**Data**
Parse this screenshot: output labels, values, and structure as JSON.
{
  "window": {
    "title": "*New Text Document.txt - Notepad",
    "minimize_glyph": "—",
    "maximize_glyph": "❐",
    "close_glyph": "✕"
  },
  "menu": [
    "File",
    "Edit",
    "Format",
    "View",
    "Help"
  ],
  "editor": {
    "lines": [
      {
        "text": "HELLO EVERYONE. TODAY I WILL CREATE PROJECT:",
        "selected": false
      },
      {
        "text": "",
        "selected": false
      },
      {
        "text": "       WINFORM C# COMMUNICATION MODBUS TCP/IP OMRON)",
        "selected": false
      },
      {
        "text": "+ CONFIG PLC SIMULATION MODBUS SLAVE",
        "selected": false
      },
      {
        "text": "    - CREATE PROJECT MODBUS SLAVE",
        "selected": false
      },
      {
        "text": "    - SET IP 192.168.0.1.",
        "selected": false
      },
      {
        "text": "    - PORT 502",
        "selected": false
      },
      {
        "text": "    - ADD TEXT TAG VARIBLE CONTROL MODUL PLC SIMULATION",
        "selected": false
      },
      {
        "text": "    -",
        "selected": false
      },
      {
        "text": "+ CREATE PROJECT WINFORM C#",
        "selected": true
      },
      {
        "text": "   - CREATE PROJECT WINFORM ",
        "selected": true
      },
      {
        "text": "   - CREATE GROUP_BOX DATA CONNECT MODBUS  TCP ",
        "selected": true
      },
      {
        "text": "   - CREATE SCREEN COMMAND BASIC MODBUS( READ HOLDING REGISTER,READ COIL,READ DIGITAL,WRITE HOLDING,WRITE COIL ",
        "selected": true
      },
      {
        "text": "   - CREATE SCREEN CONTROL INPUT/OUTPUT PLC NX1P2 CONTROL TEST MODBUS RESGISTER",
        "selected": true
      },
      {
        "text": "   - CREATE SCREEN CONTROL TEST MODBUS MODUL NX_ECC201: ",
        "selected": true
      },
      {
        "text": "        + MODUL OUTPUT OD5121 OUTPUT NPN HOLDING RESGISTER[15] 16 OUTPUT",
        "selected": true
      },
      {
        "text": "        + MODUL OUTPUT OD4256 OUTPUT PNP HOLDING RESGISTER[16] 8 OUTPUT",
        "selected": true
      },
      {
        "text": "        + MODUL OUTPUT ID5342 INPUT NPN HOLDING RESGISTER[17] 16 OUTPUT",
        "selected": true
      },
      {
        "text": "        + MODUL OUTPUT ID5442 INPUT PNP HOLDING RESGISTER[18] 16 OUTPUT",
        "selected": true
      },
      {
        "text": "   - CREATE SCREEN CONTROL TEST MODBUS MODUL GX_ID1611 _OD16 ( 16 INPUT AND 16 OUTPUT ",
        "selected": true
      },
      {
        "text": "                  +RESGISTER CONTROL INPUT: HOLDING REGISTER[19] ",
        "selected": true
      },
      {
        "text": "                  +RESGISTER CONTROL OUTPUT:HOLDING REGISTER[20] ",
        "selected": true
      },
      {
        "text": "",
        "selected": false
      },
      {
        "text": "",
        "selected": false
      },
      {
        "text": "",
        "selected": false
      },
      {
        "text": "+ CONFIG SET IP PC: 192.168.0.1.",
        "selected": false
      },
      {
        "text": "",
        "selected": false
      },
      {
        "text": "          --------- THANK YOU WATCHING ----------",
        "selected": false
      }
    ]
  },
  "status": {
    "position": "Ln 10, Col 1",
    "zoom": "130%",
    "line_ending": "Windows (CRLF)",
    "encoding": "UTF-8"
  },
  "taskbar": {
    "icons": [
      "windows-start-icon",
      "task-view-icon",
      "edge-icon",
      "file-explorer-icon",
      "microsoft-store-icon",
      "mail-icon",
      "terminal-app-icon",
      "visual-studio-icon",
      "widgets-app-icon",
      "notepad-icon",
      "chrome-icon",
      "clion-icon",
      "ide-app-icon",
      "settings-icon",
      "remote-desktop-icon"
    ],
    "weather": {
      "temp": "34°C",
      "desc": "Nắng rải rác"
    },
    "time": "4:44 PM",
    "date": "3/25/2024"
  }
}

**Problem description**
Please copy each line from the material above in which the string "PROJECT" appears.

**Reply**
        "text": "HELLO EVERYONE. TODAY I WILL CREATE PROJECT:",
        "text": "    - CREATE PROJECT MODBUS SLAVE",
        "text": "+ CREATE PROJECT WINFORM C#",
        "text": "   - CREATE PROJECT WINFORM ",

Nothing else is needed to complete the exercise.